In the current economic climate, with its accent on controlling costs as much as growing revenues, the debate is becoming much sharper in the financial services and other sectors where data expenses represent a sizeable input. Data users are under market pressure to access the most valuable data as cheaply as possible, while data providers seek to maximise data revenues.

The combination of data’s increasing centrality with a tougher business environment is leading to growing pressures as data users and providers battle in the marketplace to command the best data at the best prices. Despite legal complexities, these pressures are leading to greater skirmishes, and are beginning to play themselves out in more direct and open legal confrontation.


As an analytical model to seek to unify this varied and complex legal subject, the box below adopts a six-layer stack to show data in its legal context.

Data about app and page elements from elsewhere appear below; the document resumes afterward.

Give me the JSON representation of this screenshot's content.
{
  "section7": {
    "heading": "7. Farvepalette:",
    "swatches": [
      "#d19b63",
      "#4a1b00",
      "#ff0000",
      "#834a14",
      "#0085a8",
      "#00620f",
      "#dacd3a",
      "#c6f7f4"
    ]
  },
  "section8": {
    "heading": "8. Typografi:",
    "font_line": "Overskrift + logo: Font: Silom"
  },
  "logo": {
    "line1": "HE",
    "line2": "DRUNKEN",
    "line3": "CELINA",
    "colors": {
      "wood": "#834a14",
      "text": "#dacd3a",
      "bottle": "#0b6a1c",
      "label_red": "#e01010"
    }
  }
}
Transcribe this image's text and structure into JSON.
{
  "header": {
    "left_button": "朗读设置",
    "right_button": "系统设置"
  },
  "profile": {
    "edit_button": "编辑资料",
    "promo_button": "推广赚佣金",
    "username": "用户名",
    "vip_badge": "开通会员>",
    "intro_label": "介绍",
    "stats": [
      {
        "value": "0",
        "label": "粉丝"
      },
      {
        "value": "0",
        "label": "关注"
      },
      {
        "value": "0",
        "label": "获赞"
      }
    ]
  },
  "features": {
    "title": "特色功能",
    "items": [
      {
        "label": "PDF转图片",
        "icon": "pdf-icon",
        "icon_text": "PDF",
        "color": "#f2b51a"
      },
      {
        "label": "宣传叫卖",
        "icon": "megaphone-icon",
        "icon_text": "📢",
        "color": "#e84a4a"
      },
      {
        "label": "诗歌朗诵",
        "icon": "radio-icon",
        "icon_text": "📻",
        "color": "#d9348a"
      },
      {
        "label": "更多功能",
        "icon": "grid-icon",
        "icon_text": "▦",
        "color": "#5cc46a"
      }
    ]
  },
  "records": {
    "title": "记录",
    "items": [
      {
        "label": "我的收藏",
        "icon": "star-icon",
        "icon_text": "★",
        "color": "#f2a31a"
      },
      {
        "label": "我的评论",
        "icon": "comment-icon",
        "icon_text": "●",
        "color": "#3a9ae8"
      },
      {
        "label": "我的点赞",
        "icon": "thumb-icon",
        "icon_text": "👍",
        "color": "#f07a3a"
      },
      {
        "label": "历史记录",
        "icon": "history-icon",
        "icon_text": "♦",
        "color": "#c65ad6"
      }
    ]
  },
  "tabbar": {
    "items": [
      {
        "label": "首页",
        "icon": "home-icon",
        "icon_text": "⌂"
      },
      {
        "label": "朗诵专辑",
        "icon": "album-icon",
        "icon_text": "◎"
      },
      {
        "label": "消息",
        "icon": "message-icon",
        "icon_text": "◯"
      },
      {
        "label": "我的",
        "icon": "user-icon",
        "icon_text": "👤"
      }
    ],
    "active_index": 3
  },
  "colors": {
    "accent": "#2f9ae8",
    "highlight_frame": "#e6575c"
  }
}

  • At the bottom of the stack, the first two layers are the hardware and software elements of the computer platforms that process the data.
  • The third layer is often overlooked but nonetheless key: the system architecture – the structure, schemas, methods and strategies for the databases and data.
  • At the fourth layer, and central to the whole stack are the rights – IP and contractual – that arise in relation to data.
  • Above data, there is a layer called datasecurity and information management – where clients are currently being seen to be putting a lot of investment (on the buy-side) and sell-side sales effort.
  • At the top of the stack are the various kinds of regulation that may apply – for example, the general duties under privacy rules that apply to anyone processing personal data; the specific rules that regulators impose on particular sectors; and general competition law rules.


From the six-layer model, there are several legal issues that are currently being seen in practice, which unify around the data-centric world theme and which will be explored in future editions ofIHL:

  • Issue 1 – software as a service (SaaS)/cloud application services (cloud)The first issue is SaaS/cloud computing, an area where legal developments around data are at the centre.
  • Issue 2 – financial services and latency This will be looking specifically at the financial services sector to focus on data-related developments relating to latency – the constant quest for faster communications between two points that underlies the current frenzied innovations in algorithmic and high-frequency trading, direct market access and smart order routing.
  • Issue 3 – rights in dataIn some ways, the heart of data law is the IP and other rights that arise in relation to, and around, data – copyright, database right, confidentiality rights, patents, trade marks, and last but very much not least, contract rights. This area of law is rapidly developing at the moment and is a key area where market pressures are playing out.
  • Issue 4 – data security and managementChanging the view a little, data security and management aspects move increasingly up the corporate agenda, and future briefings will look at data through the security and management prism – the steps businesses should be taking from the legal point of view to ensure proper control of data generation, access and retention, and what to do in the case of data loss.
  • Issue 5 – regulation and competition lawFinally, representing the top layer of the model, the focus will be looking at the regulatory aspects of data:
    • privacy and data protection;
    • sector-specific regulation, for example in the financial services, aviation and healthcare sectors; and
    • competition law developments as competition law authorities increasingly get to grips with the exercise, or lack of, market power in fast-moving data businesses.


  1. Global Distribution Systems (GDSs) (also known as computer reservations systems) are large systems for storing and retrieving air fare data and processing transactions. The largest GDSs are Amadeus, Sabre Holdings, and (now under common ownership of Travelport) Galileo and Worldspan.
  2. For further reading, see ‘Database right and the ECJ Judgments in BHB v William Hill and the Fixtures Marketing Cases’, Kemp Little, March 2005 (, and ‘Database right after BHB v William Hill: enact and repent at leisure’, Kemp Little, July 2006 (